  • Male brown bear Pashuk leaves his enclosure for the first time, after being rescued from captivity, in Mramor, near Pristina, Kosovo, Tuesday, Sept. 27, 2016. Three bears have gone to a better place _ Kosovo. The brown bears _ Pashuk, Tomi and Xhina _ were released at the Forest of Bears sanctuary Tuesday in Pristina, Kosovo where Austria-based Four Paws International cares for them. (AP Photo/Visar Kryeziu)

    Male brown bear Pashuk leaves his enclosure for the first time, after being rescued from captivity, in Mramor, near Pristina, Kosovo, Tuesday, Sept. 27, 2016. Three bears have gone to a better place _ Kosovo. The brown bears _ Pashuk, Tomi and Xhina _ were released at the Forest of Bears sanctuary Tuesday in Pristina, Kosovo where Austria-based Four Paws International cares for them. (AP Photo/Visar Kryeziu)  (The Associated Press)

Three bears rescued from neglect in Albania have gone to a better place — Kosovo.

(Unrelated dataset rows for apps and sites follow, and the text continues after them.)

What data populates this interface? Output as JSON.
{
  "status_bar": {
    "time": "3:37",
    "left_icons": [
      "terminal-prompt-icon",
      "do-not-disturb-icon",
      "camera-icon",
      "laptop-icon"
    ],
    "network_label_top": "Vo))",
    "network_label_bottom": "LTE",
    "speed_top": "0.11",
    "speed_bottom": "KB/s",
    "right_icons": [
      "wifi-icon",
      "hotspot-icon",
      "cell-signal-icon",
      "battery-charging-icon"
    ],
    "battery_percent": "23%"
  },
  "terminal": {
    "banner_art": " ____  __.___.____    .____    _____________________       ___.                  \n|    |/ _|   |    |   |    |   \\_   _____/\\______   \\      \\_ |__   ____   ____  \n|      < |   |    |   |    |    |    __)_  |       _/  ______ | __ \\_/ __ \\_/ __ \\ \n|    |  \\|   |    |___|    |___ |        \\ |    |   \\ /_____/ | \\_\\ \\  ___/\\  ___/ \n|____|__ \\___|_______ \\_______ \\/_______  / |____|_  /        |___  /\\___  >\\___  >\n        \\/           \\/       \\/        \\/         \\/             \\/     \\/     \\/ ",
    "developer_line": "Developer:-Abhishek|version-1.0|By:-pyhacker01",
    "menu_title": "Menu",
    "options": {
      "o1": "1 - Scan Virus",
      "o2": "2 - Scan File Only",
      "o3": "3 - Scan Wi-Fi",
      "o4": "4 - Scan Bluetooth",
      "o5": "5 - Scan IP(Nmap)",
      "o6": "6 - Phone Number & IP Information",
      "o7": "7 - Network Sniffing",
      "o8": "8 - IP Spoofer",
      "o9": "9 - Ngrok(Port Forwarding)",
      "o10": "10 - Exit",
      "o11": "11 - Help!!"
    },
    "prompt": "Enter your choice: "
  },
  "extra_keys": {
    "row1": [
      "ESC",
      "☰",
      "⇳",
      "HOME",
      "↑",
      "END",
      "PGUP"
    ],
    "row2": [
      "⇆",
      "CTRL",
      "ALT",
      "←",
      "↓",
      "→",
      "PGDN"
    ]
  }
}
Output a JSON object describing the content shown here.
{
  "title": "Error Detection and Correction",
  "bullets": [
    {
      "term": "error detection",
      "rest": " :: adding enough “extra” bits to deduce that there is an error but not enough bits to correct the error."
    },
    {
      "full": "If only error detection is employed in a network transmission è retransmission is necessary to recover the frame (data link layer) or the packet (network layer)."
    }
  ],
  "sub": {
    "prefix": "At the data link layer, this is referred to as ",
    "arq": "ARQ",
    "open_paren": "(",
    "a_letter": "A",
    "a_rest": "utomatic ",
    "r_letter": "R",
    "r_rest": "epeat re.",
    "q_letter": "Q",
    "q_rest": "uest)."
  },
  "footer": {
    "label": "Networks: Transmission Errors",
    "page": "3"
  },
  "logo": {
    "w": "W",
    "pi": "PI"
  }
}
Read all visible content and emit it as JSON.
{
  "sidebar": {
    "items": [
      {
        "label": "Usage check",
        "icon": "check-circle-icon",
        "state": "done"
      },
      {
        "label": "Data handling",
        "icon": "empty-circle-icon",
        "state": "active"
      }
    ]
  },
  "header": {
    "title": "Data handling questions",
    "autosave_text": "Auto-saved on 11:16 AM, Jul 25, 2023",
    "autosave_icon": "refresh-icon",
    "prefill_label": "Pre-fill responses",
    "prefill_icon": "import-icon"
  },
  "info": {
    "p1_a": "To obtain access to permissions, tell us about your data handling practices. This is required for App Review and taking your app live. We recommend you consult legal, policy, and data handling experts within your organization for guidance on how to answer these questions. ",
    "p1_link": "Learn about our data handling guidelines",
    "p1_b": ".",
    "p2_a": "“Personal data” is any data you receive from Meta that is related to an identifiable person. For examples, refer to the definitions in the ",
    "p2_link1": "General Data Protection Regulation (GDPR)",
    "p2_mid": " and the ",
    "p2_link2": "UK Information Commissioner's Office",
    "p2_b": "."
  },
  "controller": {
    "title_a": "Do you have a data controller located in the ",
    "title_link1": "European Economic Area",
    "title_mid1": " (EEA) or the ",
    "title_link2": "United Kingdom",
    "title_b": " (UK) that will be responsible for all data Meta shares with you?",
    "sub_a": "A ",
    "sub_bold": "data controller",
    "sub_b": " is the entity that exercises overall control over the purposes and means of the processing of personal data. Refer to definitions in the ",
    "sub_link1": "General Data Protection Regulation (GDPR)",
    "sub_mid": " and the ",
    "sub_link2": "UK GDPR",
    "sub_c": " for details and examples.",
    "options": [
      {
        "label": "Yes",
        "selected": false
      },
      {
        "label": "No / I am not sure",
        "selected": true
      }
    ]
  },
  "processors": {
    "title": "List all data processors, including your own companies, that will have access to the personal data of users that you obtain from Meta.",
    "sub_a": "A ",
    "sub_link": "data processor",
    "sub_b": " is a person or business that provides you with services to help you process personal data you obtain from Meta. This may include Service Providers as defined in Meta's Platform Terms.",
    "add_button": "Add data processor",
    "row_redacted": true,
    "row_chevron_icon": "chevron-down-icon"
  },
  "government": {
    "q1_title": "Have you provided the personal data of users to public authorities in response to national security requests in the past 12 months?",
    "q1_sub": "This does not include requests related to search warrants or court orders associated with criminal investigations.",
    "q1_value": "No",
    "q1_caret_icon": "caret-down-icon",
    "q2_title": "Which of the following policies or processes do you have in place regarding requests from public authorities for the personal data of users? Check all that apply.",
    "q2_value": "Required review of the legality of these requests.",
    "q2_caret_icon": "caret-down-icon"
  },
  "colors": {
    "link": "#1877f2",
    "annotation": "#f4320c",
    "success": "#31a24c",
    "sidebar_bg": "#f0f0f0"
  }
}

The brown bears — Pashuk, Tomi and Xhina — were released Tuesday at the Forest of Bears sanctuary in Pristina, where Austria-based Four Paws International cares for them.

The bears had been in the Albanian capital, Tirana, for a month after being taken from their owners, and were kept for a month for treatment at the zoo park until all documentation with Kosovo's sanctuary was completed. But Albanian authorities are struggling to look after rescued bears.

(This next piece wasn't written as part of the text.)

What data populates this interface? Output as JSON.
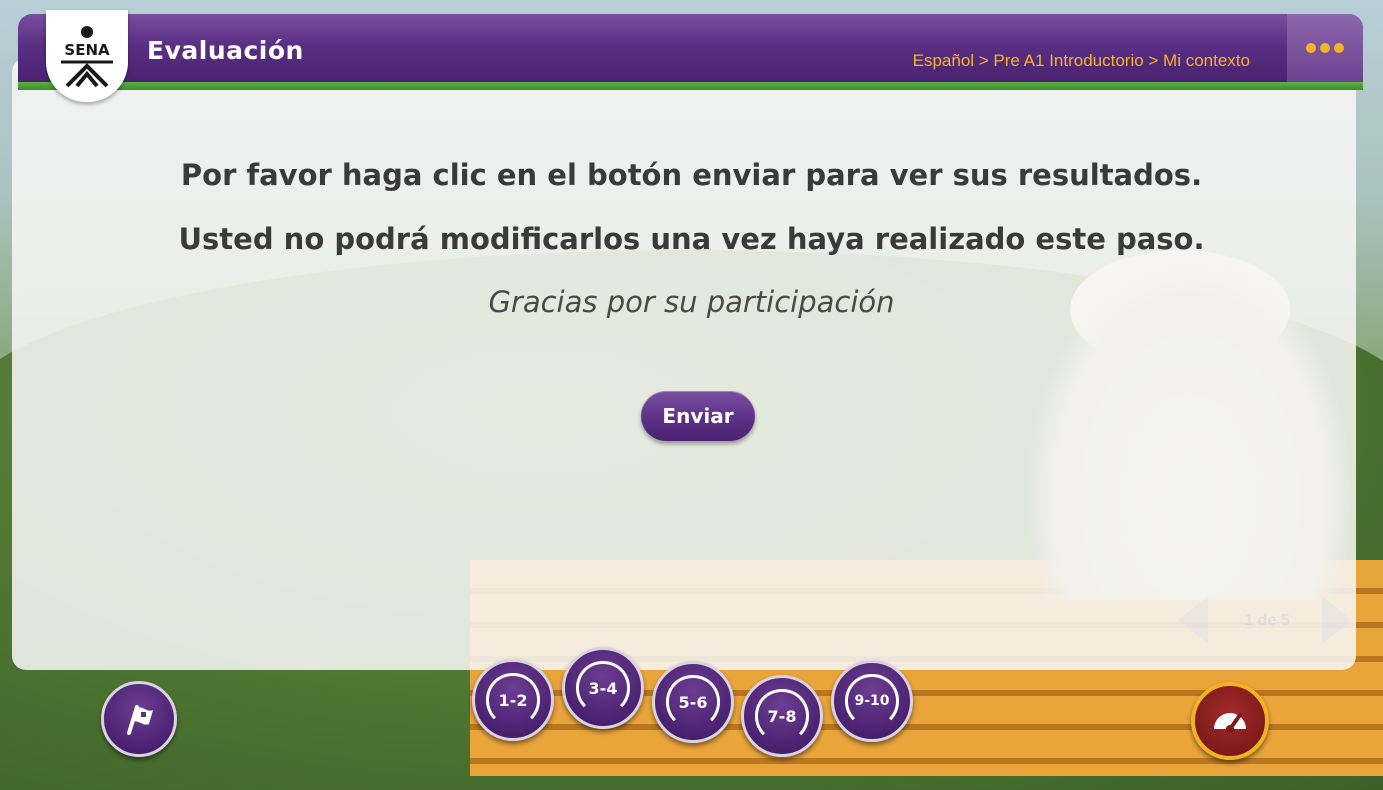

"They were not in very good conditions, in tiny cages, very bad food," said German veterinarian Frank Goritz, who had come to oversee their transport. "The general health condition was not so good."

"It's time for them to go to a better place now," he added.

Two younger bears — Rocky and Smocky — are to be flown to Germany on Friday.

Some 50 bears have been located in restaurants and resorts, or at beaches in western and southern Albania where people can pay to be photographed with one. The number of bears still in the wild in Albania is estimated at 100-150 and declining, said Elvana Ramaj, a biodiversity expert at Albania's Environment Ministry.

Owners have resisted handing them over, undeterred by a fine of 5,000 leks ($40; or 36 euros) for keeping a bear.

Ramaj said the keepers have no idea how to treat the animals and keep them in tiny cages to lure customers. If the bears remain captive for six months, they can no longer survive on their own in the wild.

"Albanian tourism has no profit from bears kept like this but it spreads a negative image from the exploitation of animals," said Environment Minister Lefter Koka.

This year 15 rescued brown bears have gone to sanctuaries in Kosovo, Germany, Greece and Italy.

Albania's government is working to raise 6 million euros ($6.7 million) to start building a sanctuary, hopefully next year, Ramaj said.

In March the Environment Ministry signed a deal with Four Paws to build a sanctuary near the Dajti Mountain, closed to Tirana, where the plan is to care for the remaining 35 captive bears.

The ministry also is preparing legislation to make it a crime to take a bear from the wild.